• Available records:
--- --- ---
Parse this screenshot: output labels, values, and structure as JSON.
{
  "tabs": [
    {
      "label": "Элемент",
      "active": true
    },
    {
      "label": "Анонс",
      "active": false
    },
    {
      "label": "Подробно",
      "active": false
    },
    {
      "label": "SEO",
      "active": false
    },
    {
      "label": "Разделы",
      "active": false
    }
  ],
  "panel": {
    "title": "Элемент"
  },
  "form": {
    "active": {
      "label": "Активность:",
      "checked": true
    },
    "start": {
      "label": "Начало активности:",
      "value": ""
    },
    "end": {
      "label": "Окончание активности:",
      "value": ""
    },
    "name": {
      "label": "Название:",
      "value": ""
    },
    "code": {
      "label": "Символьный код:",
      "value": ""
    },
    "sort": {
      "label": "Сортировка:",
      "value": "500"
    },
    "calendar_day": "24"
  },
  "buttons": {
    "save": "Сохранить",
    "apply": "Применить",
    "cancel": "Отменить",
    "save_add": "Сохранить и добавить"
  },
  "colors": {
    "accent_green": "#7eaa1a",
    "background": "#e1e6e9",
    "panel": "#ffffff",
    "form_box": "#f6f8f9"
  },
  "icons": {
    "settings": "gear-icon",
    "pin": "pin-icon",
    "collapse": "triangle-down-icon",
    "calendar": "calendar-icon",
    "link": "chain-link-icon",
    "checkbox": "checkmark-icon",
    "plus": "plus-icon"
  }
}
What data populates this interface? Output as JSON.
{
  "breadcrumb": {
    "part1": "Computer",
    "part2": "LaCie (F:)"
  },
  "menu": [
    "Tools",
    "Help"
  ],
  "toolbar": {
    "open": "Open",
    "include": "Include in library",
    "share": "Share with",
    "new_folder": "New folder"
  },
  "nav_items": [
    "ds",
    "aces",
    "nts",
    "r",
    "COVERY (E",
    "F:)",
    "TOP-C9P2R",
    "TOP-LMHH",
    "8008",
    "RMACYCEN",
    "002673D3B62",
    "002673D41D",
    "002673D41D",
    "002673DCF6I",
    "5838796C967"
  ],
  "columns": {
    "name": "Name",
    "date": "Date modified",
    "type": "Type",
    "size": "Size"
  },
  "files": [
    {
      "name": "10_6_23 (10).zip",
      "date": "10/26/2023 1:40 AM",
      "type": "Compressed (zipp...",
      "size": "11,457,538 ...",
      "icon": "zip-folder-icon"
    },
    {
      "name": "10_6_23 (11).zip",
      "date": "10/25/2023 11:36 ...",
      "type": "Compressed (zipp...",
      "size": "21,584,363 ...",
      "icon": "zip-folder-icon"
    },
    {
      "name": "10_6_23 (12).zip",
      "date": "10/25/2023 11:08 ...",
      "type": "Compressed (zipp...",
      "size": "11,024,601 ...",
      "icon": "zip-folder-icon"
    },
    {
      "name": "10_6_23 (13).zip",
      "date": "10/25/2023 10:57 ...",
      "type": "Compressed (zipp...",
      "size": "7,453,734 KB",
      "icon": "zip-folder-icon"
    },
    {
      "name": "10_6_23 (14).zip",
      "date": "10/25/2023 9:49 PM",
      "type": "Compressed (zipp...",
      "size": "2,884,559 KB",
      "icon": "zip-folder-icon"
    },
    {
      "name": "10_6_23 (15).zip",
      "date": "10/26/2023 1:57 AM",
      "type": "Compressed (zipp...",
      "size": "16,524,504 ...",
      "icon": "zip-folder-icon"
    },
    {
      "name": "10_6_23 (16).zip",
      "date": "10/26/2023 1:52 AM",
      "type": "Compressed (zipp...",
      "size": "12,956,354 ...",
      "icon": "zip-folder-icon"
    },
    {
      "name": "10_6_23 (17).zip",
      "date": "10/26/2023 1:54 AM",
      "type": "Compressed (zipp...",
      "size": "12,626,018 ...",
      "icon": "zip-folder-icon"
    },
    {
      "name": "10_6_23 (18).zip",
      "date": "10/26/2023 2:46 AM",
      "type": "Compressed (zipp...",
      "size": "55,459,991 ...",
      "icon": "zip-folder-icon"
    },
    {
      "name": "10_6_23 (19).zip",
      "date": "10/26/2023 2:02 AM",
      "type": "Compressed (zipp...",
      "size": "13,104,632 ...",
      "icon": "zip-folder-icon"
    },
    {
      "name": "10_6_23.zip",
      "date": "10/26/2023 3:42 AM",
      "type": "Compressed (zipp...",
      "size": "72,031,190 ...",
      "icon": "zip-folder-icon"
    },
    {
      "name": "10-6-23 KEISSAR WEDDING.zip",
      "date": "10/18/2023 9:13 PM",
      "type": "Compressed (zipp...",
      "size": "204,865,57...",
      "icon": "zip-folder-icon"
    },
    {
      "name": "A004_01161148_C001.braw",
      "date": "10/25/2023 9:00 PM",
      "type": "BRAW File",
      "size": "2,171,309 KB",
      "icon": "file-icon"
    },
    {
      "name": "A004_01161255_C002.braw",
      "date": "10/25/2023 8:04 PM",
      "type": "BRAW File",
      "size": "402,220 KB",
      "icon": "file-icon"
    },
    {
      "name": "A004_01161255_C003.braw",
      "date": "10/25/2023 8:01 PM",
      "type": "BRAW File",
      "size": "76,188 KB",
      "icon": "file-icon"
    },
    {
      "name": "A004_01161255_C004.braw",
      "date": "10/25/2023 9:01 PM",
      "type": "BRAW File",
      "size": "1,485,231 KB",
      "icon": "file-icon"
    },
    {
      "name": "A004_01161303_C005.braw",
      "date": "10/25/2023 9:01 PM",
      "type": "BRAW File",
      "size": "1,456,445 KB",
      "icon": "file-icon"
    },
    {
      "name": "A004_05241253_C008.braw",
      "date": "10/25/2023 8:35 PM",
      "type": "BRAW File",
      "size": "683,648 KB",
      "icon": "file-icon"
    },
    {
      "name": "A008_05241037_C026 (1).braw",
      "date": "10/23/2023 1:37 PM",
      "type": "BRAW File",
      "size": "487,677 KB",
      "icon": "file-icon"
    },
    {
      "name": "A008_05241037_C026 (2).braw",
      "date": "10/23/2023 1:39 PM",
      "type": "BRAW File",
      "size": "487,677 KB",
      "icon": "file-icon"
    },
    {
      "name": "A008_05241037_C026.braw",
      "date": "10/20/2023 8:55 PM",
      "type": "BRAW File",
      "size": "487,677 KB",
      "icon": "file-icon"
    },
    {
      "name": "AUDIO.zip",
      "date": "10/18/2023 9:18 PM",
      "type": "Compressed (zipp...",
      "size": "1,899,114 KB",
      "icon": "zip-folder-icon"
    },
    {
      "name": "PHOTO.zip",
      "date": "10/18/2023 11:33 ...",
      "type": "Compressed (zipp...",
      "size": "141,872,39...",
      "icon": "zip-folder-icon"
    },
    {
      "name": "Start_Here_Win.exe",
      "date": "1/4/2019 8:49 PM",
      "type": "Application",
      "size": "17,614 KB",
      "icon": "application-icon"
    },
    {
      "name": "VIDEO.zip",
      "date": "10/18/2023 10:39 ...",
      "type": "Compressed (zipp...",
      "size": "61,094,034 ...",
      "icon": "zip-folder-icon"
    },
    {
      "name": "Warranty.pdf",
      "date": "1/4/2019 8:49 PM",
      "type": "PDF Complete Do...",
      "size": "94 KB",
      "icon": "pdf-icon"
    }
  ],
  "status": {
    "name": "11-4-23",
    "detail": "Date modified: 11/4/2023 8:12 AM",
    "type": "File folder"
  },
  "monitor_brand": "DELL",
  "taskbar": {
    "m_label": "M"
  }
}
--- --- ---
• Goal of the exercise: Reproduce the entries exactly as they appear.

• Output of the task:
Parse this screenshot: output labels, values, and structure as JSON.
{
  "tabs": [
    {
      "label": "Элемент",
      "active": true
    },
    {
      "label": "Анонс",
      "active": false
    },
    {
      "label": "Подробно",
      "active": false
    },
    {
      "label": "SEO",
      "active": false
    },
    {
      "label": "Разделы",
      "active": false
    }
  ],
  "panel": {
    "title": "Элемент"
  },
  "form": {
    "active": {
      "label": "Активность:",
      "checked": true
    },
    "start": {
      "label": "Начало активности:",
      "value": ""
    },
    "end": {
      "label": "Окончание активности:",
      "value": ""
    },
    "name": {
      "label": "Название:",
      "value": ""
    },
    "code": {
      "label": "Символьный код:",
      "value": ""
    },
    "sort": {
      "label": "Сортировка:",
      "value": "500"
    },
    "calendar_day": "24"
  },
  "buttons": {
    "save": "Сохранить",
    "apply": "Применить",
    "cancel": "Отменить",
    "save_add": "Сохранить и добавить"
  },
  "colors": {
    "accent_green": "#7eaa1a",
    "background": "#e1e6e9",
    "panel": "#ffffff",
    "form_box": "#f6f8f9"
  },
  "icons": {
    "settings": "gear-icon",
    "pin": "pin-icon",
    "collapse": "triangle-down-icon",
    "calendar": "calendar-icon",
    "link": "chain-link-icon",
    "checkbox": "checkmark-icon",
    "plus": "plus-icon"
  }
}
What data populates this interface? Output as JSON.
{
  "breadcrumb": {
    "part1": "Computer",
    "part2": "LaCie (F:)"
  },
  "menu": [
    "Tools",
    "Help"
  ],
  "toolbar": {
    "open": "Open",
    "include": "Include in library",
    "share": "Share with",
    "new_folder": "New folder"
  },
  "nav_items": [
    "ds",
    "aces",
    "nts",
    "r",
    "COVERY (E",
    "F:)",
    "TOP-C9P2R",
    "TOP-LMHH",
    "8008",
    "RMACYCEN",
    "002673D3B62",
    "002673D41D",
    "002673D41D",
    "002673DCF6I",
    "5838796C967"
  ],
  "columns": {
    "name": "Name",
    "date": "Date modified",
    "type": "Type",
    "size": "Size"
  },
  "files": [
    {
      "name": "10_6_23 (10).zip",
      "date": "10/26/2023 1:40 AM",
      "type": "Compressed (zipp...",
      "size": "11,457,538 ...",
      "icon": "zip-folder-icon"
    },
    {
      "name": "10_6_23 (11).zip",
      "date": "10/25/2023 11:36 ...",
      "type": "Compressed (zipp...",
      "size": "21,584,363 ...",
      "icon": "zip-folder-icon"
    },
    {
      "name": "10_6_23 (12).zip",
      "date": "10/25/2023 11:08 ...",
      "type": "Compressed (zipp...",
      "size": "11,024,601 ...",
      "icon": "zip-folder-icon"
    },
    {
      "name": "10_6_23 (13).zip",
      "date": "10/25/2023 10:57 ...",
      "type": "Compressed (zipp...",
      "size": "7,453,734 KB",
      "icon": "zip-folder-icon"
    },
    {
      "name": "10_6_23 (14).zip",
      "date": "10/25/2023 9:49 PM",
      "type": "Compressed (zipp...",
      "size": "2,884,559 KB",
      "icon": "zip-folder-icon"
    },
    {
      "name": "10_6_23 (15).zip",
      "date": "10/26/2023 1:57 AM",
      "type": "Compressed (zipp...",
      "size": "16,524,504 ...",
      "icon": "zip-folder-icon"
    },
    {
      "name": "10_6_23 (16).zip",
      "date": "10/26/2023 1:52 AM",
      "type": "Compressed (zipp...",
      "size": "12,956,354 ...",
      "icon": "zip-folder-icon"
    },
    {
      "name": "10_6_23 (17).zip",
      "date": "10/26/2023 1:54 AM",
      "type": "Compressed (zipp...",
      "size": "12,626,018 ...",
      "icon": "zip-folder-icon"
    },
    {
      "name": "10_6_23 (18).zip",
      "date": "10/26/2023 2:46 AM",
      "type": "Compressed (zipp...",
      "size": "55,459,991 ...",
      "icon": "zip-folder-icon"
    },
    {
      "name": "10_6_23 (19).zip",
      "date": "10/26/2023 2:02 AM",
      "type": "Compressed (zipp...",
      "size": "13,104,632 ...",
      "icon": "zip-folder-icon"
    },
    {
      "name": "10_6_23.zip",
      "date": "10/26/2023 3:42 AM",
      "type": "Compressed (zipp...",
      "size": "72,031,190 ...",
      "icon": "zip-folder-icon"
    },
    {
      "name": "10-6-23 KEISSAR WEDDING.zip",
      "date": "10/18/2023 9:13 PM",
      "type": "Compressed (zipp...",
      "size": "204,865,57...",
      "icon": "zip-folder-icon"
    },
    {
      "name": "A004_01161148_C001.braw",
      "date": "10/25/2023 9:00 PM",
      "type": "BRAW File",
      "size": "2,171,309 KB",
      "icon": "file-icon"
    },
    {
      "name": "A004_01161255_C002.braw",
      "date": "10/25/2023 8:04 PM",
      "type": "BRAW File",
      "size": "402,220 KB",
      "icon": "file-icon"
    },
    {
      "name": "A004_01161255_C003.braw",
      "date": "10/25/2023 8:01 PM",
      "type": "BRAW File",
      "size": "76,188 KB",
      "icon": "file-icon"
    },
    {
      "name": "A004_01161255_C004.braw",
      "date": "10/25/2023 9:01 PM",
      "type": "BRAW File",
      "size": "1,485,231 KB",
      "icon": "file-icon"
    },
    {
      "name": "A004_01161303_C005.braw",
      "date": "10/25/2023 9:01 PM",
      "type": "BRAW File",
      "size": "1,456,445 KB",
      "icon": "file-icon"
    },
    {
      "name": "A004_05241253_C008.braw",
      "date": "10/25/2023 8:35 PM",
      "type": "BRAW File",
      "size": "683,648 KB",
      "icon": "file-icon"
    },
    {
      "name": "A008_05241037_C026 (1).braw",
      "date": "10/23/2023 1:37 PM",
      "type": "BRAW File",
      "size": "487,677 KB",
      "icon": "file-icon"
    },
    {
      "name": "A008_05241037_C026 (2).braw",
      "date": "10/23/2023 1:39 PM",
      "type": "BRAW File",
      "size": "487,677 KB",
      "icon": "file-icon"
    },
    {
      "name": "A008_05241037_C026.braw",
      "date": "10/20/2023 8:55 PM",
      "type": "BRAW File",
      "size": "487,677 KB",
      "icon": "file-icon"
    },
    {
      "name": "AUDIO.zip",
      "date": "10/18/2023 9:18 PM",
      "type": "Compressed (zipp...",
      "size": "1,899,114 KB",
      "icon": "zip-folder-icon"
    },
    {
      "name": "PHOTO.zip",
      "date": "10/18/2023 11:33 ...",
      "type": "Compressed (zipp...",
      "size": "141,872,39...",
      "icon": "zip-folder-icon"
    },
    {
      "name": "Start_Here_Win.exe",
      "date": "1/4/2019 8:49 PM",
      "type": "Application",
      "size": "17,614 KB",
      "icon": "application-icon"
    },
    {
      "name": "VIDEO.zip",
      "date": "10/18/2023 10:39 ...",
      "type": "Compressed (zipp...",
      "size": "61,094,034 ...",
      "icon": "zip-folder-icon"
    },
    {
      "name": "Warranty.pdf",
      "date": "1/4/2019 8:49 PM",
      "type": "PDF Complete Do...",
      "size": "94 KB",
      "icon": "pdf-icon"
    }
  ],
  "status": {
    "name": "11-4-23",
    "detail": "Date modified: 11/4/2023 8:12 AM",
    "type": "File folder"
  },
  "monitor_brand": "DELL",
  "taskbar": {
    "m_label": "M"
  }
}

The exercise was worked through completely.